Having a partner enabled Gorveatte this year to do “something I have never done before in my life” – spend more than two months in Florida.

In Rideout’s partnership, there is a clear delineation of roles that helps ensure clients are familiar and comfortable with both partners.

Both Rideout and Nickerson, her partner, will in many cases meet separately with a client: Rideout to discuss the financial plan; Nickerson to discuss other issues, such as investments. “This way, clients know there are two of us, and most like seeing both friendly faces,” she says.


The structure of the partnership also is a crucial consideration and the options are numerous. Cutten suggests a model that is used by many law firms: “Each individual has [his or her] own practice and contributes to common costs.”

In another approach, Cutten adds, both partners contribute to the growth and value of the firm and share in the residual value of the firm according to percentages allotted or shares specified in a written agreement. Salaries often are paid to the partners based upon their roles.

Gorveatte took an unusual approach to his partnership, which is currently in Year 1 of a 10-year plan.

Most advisors sell off the bottom one-third of their book of business and wash their hands of those clients, Gorveatte says. Then, they sell the middle third and, finally, the rest of their book. “To me, this did not make sense, as I felt every client was important and I took a different approach,” he says.

Gorveatte moved one-fifth of his book to a new joint selling code – that is, a joint account to which both partners had access. Smith paid Gorveatte for half of that book. “This way we were both responsible for those clients and I did not abandon them,” Gorveatte says.

This partnership also helped to grow the business. Gorveatte told existing clients that having a partner enabled the practice to handle more new clients. He invited clients to provide referrals.

“This has paid off,” Gorveatte says. “A lot of my clients started giving me referrals. Our practice is growing at a rapid rate and we are very busy.”

Regardless of the structure of the relationship, you will need a partnership agreement.

This document lays out, in essence, what each partner has brought to the practice and how he or she will be compensated. It will include, for example, the capital each partner has put into the business, the percentage of payout and how the expenses of running the firm will be paid. Partners might pay for their individual expenses, such as laptops, and split the shared expenses, such as heat.

The partnership agreement is not etched in stone, Rideout adds. It can be modified as the business changes over time. The advisors can review the agreement during annual business planning meetings, she says.

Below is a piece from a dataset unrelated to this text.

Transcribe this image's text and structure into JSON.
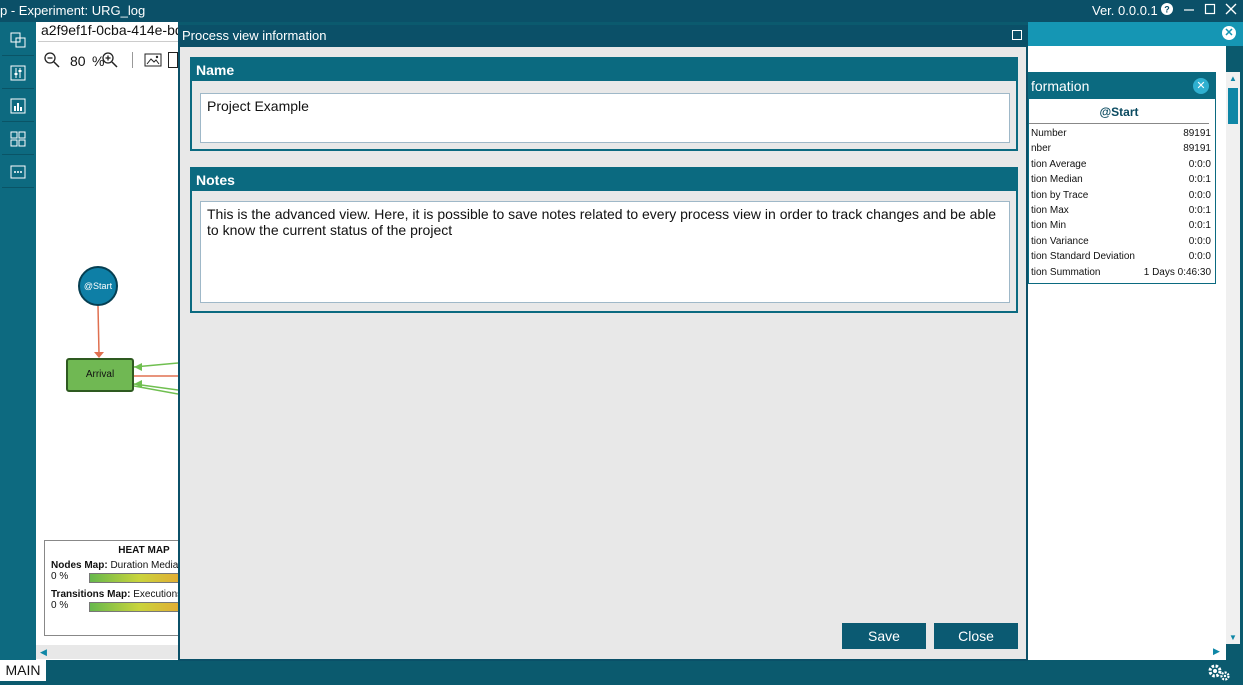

Ultimately, Rideout says, a partnership is about more than dotted lines and preserving the status quo. It is an opportunity to grow the business.

“Focus needs to be put on how to drive new business and prospect for ideal clients,” she says. “Each partner should have his or her own niche market while considering the vision of the practice.”